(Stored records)
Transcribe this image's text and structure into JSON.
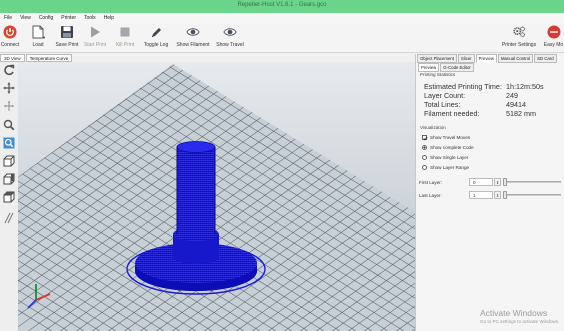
{
  "window": {
    "title": "Repetier-Host V1.6.1 - Gears.gco"
  },
  "menu": [
    "File",
    "View",
    "Config",
    "Printer",
    "Tools",
    "Help"
  ],
  "toolbar": {
    "connect": "Connect",
    "load": "Load",
    "save_print": "Save Print",
    "start_print": "Start Print",
    "kill_print": "Kill Print",
    "toggle_log": "Toggle Log",
    "show_filament": "Show Filament",
    "show_travel": "Show Travel",
    "printer_settings": "Printer Settings",
    "easy_mode": "Easy Mo"
  },
  "left_tabs": [
    "3D View",
    "Temperature Curve"
  ],
  "right_tabs": [
    "Object Placement",
    "Slicer",
    "Preview",
    "Manual Control",
    "SD Card"
  ],
  "right_tabs_active": "Preview",
  "sub_tabs": [
    "Preview",
    "G-Code Editor"
  ],
  "printing_statistics": {
    "title": "Printing Statistics",
    "rows": [
      {
        "label": "Estimated Printing Time:",
        "value": "1h:12m:50s"
      },
      {
        "label": "Layer Count:",
        "value": "249"
      },
      {
        "label": "Total Lines:",
        "value": "49414"
      },
      {
        "label": "Filament needed:",
        "value": "5182 mm"
      }
    ]
  },
  "visualization": {
    "title": "Visualization",
    "show_travel_moves": "Show Travel Moves",
    "show_complete_code": "Show complete Code",
    "show_single_layer": "Show Single Layer",
    "show_layer_range": "Show Layer Range",
    "first_layer_label": "First Layer:",
    "first_layer_value": "0",
    "last_layer_label": "Last Layer:",
    "last_layer_value": "1"
  },
  "watermark": {
    "line1": "Activate Windows",
    "line2": "Go to PC settings to activate Windows."
  },
  "colors": {
    "titlebar": "#6ad48b",
    "model": "#1a1ae0",
    "viewport_bg": "#cfd6dc",
    "grid_line": "#5e6268"
  }
}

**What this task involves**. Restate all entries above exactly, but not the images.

**Written solution**.
Transcribe this image's text and structure into JSON.
{
  "window": {
    "title": "Repetier-Host V1.6.1 - Gears.gco"
  },
  "menu": [
    "File",
    "View",
    "Config",
    "Printer",
    "Tools",
    "Help"
  ],
  "toolbar": {
    "connect": "Connect",
    "load": "Load",
    "save_print": "Save Print",
    "start_print": "Start Print",
    "kill_print": "Kill Print",
    "toggle_log": "Toggle Log",
    "show_filament": "Show Filament",
    "show_travel": "Show Travel",
    "printer_settings": "Printer Settings",
    "easy_mode": "Easy Mo"
  },
  "left_tabs": [
    "3D View",
    "Temperature Curve"
  ],
  "right_tabs": [
    "Object Placement",
    "Slicer",
    "Preview",
    "Manual Control",
    "SD Card"
  ],
  "right_tabs_active": "Preview",
  "sub_tabs": [
    "Preview",
    "G-Code Editor"
  ],
  "printing_statistics": {
    "title": "Printing Statistics",
    "rows": [
      {
        "label": "Estimated Printing Time:",
        "value": "1h:12m:50s"
      },
      {
        "label": "Layer Count:",
        "value": "249"
      },
      {
        "label": "Total Lines:",
        "value": "49414"
      },
      {
        "label": "Filament needed:",
        "value": "5182 mm"
      }
    ]
  },
  "visualization": {
    "title": "Visualization",
    "show_travel_moves": "Show Travel Moves",
    "show_complete_code": "Show complete Code",
    "show_single_layer": "Show Single Layer",
    "show_layer_range": "Show Layer Range",
    "first_layer_label": "First Layer:",
    "first_layer_value": "0",
    "last_layer_label": "Last Layer:",
    "last_layer_value": "1"
  },
  "watermark": {
    "line1": "Activate Windows",
    "line2": "Go to PC settings to activate Windows."
  },
  "colors": {
    "titlebar": "#6ad48b",
    "model": "#1a1ae0",
    "viewport_bg": "#cfd6dc",
    "grid_line": "#5e6268"
  }
}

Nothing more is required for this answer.